A sudden image from a fictional book I had once read, Molly Moon's Incredible Book of Hypnotism, flashed into my mind. In it, there was an orphaned girl who found out that she could hypnotize people, just by looking into their eyes. The book had mentioned the use of pendulums, but only breifly, and it was this image of Molly with a pendulum she had bought in the book that I saw. "You..." I could scarcely say the words. "You... You're going... t-t-to hypnotize me!"
"Oh dear, you've figured me out, haven't you?" The false optometrist didn't sound friendly anymore.
"But... why me?" Stupid thing to ask, I couldn't help thinking, She's an evil hypnotist. Does she NEED a reason? I felt the metal clamps around my arms tighten; felt the chair tilt back; felt something cold and metallic clamp around my head, restraining it.
"Because, Klaus," Dr. Orwell said, striding over to me, "You were foolish enough to not watch were you were going." I knew she meant my being tripped by the foreman, and I was about to offer an angry rebuttal, but thought better of it. This woman could, if she so chose, program my mind to harm my siblings - or myself. She could make me do anything that she wanted me to, and so it was better that I not make up some witty retort that she would most likely take into offense. "And," she replied, giving me an ominous look, "Because a close friend of mine asked me to."
I was about to ask what she meant when I heard a terrible, rough laugh from behind me, followed by Count Olaf's unmistakeable tone of voice. "So we meet again, Klaus," he said, stepping around to the front in order to face me. "This time the tables have turned.You're in our house now. You've been fooled, child, and there's nothing that you can do about it."
I was too terrified about my current predicament to say anything as Olaf moved back and Orwell moved forward, pendulum in hand. "Dear boy, please do try to relax," she said in what was undoubtably meant to be a calm voice. "You're as stiff as a wooden plank.
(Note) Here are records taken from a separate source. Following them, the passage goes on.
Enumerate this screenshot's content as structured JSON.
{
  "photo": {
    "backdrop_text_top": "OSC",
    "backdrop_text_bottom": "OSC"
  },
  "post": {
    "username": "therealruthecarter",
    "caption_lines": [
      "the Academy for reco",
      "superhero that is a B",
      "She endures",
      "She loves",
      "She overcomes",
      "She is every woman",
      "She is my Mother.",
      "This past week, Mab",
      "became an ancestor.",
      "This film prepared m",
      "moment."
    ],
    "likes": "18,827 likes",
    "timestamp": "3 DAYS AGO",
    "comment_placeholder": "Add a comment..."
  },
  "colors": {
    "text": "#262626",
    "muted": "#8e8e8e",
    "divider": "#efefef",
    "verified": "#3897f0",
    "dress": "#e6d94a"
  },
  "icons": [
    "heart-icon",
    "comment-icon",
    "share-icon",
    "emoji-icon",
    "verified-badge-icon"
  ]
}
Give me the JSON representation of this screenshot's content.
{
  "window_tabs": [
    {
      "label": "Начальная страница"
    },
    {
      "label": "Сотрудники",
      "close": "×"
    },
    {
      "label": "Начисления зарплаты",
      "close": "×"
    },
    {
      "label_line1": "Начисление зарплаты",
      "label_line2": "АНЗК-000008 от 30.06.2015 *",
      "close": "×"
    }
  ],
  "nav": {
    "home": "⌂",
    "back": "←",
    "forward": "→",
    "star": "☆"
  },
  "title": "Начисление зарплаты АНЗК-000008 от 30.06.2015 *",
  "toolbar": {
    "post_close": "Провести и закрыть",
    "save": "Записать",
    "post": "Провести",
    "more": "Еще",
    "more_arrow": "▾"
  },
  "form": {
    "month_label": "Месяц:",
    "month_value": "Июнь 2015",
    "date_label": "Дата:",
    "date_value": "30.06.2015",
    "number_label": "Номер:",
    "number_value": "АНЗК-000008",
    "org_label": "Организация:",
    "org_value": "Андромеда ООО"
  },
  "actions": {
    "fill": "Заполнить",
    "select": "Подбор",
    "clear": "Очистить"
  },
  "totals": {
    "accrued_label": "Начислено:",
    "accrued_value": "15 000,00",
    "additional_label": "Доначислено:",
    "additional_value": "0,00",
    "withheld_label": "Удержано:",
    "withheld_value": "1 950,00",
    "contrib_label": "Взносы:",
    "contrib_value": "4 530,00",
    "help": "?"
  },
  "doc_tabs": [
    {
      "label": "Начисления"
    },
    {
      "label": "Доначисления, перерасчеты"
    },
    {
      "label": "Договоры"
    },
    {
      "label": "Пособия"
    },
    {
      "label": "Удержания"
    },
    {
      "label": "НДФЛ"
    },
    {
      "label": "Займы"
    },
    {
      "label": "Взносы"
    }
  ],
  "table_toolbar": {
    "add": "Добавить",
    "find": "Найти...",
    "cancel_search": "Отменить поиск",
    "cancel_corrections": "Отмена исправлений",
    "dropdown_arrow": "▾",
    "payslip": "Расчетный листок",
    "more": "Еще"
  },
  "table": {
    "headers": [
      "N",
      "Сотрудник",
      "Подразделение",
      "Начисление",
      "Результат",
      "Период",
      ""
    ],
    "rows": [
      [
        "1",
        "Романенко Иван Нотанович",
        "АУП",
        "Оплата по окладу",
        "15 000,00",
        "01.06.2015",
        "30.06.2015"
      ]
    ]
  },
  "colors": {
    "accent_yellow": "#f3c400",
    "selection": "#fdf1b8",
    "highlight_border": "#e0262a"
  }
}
Then again," she swung around behind me, lowering the golden pendulum just inches from my face, "A hypnotist has the power to make even the toughest resistor melt like butter." She started the pendulum swinging, and soon there was nothing but me and that golden, eye-shaped charm, slowly moving back and forth. Right... left... right... left... I continued to watch, falling deeper and deeper into the trance. I attempted to fight the urge to close my eyes, using what little bit of consciousness I had left, but the attempt was futile. I could feel myself slowly tumble into darkness. "No..." I managed to say, and the last thing that I heard was Olaf laughing evilly and Orwell's sly, calm voice fade into echoey words as I slipped slowly into unconsciousness.
At this point, my associate who witessed this event could not relate anything more, although she does remember being dragged into a small, windowless white room and a golden eye that seemed to be drifting back and forth. This story was told from Klaus' point of view to protect the agent from danger and to make it more interesting for you, the reader.
Sugary Snicket wishes to thank you for reading this fanfiction. And now, a brief note:
NOTE: If you fall asleep while reading this, it's not because I hypnotized you. If your mom or dad says that you stopped reading this and squawked like a chicken, it's not because I hypnotized you. On the count of three, I want you to give the author a review, preferably a good one. 1... 2.. 3!